What needs to be done — Please set down the records exactly, keeping every line.

::::

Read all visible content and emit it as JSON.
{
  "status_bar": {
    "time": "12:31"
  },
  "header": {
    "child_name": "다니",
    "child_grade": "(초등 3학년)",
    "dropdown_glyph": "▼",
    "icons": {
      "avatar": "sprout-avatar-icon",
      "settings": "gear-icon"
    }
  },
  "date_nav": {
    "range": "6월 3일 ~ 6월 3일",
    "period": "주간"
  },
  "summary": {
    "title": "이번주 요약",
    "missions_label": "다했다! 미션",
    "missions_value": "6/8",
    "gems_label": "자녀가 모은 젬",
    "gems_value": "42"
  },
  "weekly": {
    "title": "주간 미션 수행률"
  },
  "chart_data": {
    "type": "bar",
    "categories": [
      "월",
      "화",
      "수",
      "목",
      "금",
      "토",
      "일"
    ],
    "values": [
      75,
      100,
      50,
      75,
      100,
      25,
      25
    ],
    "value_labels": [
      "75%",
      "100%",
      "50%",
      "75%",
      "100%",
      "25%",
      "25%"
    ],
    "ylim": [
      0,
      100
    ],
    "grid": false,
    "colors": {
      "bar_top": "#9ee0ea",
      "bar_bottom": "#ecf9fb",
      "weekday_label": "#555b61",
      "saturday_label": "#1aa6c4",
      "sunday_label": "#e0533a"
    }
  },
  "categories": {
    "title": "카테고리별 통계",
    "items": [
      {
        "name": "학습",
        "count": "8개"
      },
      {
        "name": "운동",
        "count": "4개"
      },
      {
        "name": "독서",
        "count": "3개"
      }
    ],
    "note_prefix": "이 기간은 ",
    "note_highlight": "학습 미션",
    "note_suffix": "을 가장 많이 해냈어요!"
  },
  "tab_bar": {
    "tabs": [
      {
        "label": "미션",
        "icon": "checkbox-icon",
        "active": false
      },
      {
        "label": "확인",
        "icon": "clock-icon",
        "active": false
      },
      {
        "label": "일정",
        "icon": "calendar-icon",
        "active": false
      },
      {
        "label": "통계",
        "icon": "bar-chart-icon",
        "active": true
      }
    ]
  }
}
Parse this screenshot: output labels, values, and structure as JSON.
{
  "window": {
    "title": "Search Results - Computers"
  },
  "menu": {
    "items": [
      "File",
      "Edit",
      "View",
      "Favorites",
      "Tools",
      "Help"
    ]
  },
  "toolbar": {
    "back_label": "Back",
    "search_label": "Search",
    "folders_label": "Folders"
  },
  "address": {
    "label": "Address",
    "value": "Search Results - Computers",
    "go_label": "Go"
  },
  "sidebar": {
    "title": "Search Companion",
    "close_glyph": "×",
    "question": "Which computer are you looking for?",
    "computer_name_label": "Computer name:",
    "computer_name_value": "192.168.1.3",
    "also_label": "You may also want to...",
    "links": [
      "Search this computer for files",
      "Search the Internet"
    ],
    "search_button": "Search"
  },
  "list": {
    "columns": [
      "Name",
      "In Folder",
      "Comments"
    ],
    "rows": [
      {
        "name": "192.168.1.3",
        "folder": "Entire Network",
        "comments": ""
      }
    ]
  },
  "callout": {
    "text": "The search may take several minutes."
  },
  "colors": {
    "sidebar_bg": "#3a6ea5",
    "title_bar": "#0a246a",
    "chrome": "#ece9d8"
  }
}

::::

Written response —
Read all visible content and emit it as JSON.
{
  "status_bar": {
    "time": "12:31"
  },
  "header": {
    "child_name": "다니",
    "child_grade": "(초등 3학년)",
    "dropdown_glyph": "▼",
    "icons": {
      "avatar": "sprout-avatar-icon",
      "settings": "gear-icon"
    }
  },
  "date_nav": {
    "range": "6월 3일 ~ 6월 3일",
    "period": "주간"
  },
  "summary": {
    "title": "이번주 요약",
    "missions_label": "다했다! 미션",
    "missions_value": "6/8",
    "gems_label": "자녀가 모은 젬",
    "gems_value": "42"
  },
  "weekly": {
    "title": "주간 미션 수행률"
  },
  "chart_data": {
    "type": "bar",
    "categories": [
      "월",
      "화",
      "수",
      "목",
      "금",
      "토",
      "일"
    ],
    "values": [
      75,
      100,
      50,
      75,
      100,
      25,
      25
    ],
    "value_labels": [
      "75%",
      "100%",
      "50%",
      "75%",
      "100%",
      "25%",
      "25%"
    ],
    "ylim": [
      0,
      100
    ],
    "grid": false,
    "colors": {
      "bar_top": "#9ee0ea",
      "bar_bottom": "#ecf9fb",
      "weekday_label": "#555b61",
      "saturday_label": "#1aa6c4",
      "sunday_label": "#e0533a"
    }
  },
  "categories": {
    "title": "카테고리별 통계",
    "items": [
      {
        "name": "학습",
        "count": "8개"
      },
      {
        "name": "운동",
        "count": "4개"
      },
      {
        "name": "독서",
        "count": "3개"
      }
    ],
    "note_prefix": "이 기간은 ",
    "note_highlight": "학습 미션",
    "note_suffix": "을 가장 많이 해냈어요!"
  },
  "tab_bar": {
    "tabs": [
      {
        "label": "미션",
        "icon": "checkbox-icon",
        "active": false
      },
      {
        "label": "확인",
        "icon": "clock-icon",
        "active": false
      },
      {
        "label": "일정",
        "icon": "calendar-icon",
        "active": false
      },
      {
        "label": "통계",
        "icon": "bar-chart-icon",
        "active": true
      }
    ]
  }
}
Parse this screenshot: output labels, values, and structure as JSON.
{
  "window": {
    "title": "Search Results - Computers"
  },
  "menu": {
    "items": [
      "File",
      "Edit",
      "View",
      "Favorites",
      "Tools",
      "Help"
    ]
  },
  "toolbar": {
    "back_label": "Back",
    "search_label": "Search",
    "folders_label": "Folders"
  },
  "address": {
    "label": "Address",
    "value": "Search Results - Computers",
    "go_label": "Go"
  },
  "sidebar": {
    "title": "Search Companion",
    "close_glyph": "×",
    "question": "Which computer are you looking for?",
    "computer_name_label": "Computer name:",
    "computer_name_value": "192.168.1.3",
    "also_label": "You may also want to...",
    "links": [
      "Search this computer for files",
      "Search the Internet"
    ],
    "search_button": "Search"
  },
  "list": {
    "columns": [
      "Name",
      "In Folder",
      "Comments"
    ],
    "rows": [
      {
        "name": "192.168.1.3",
        "folder": "Entire Network",
        "comments": ""
      }
    ]
  },
  "callout": {
    "text": "The search may take several minutes."
  },
  "colors": {
    "sidebar_bg": "#3a6ea5",
    "title_bar": "#0a246a",
    "chrome": "#ece9d8"
  }
}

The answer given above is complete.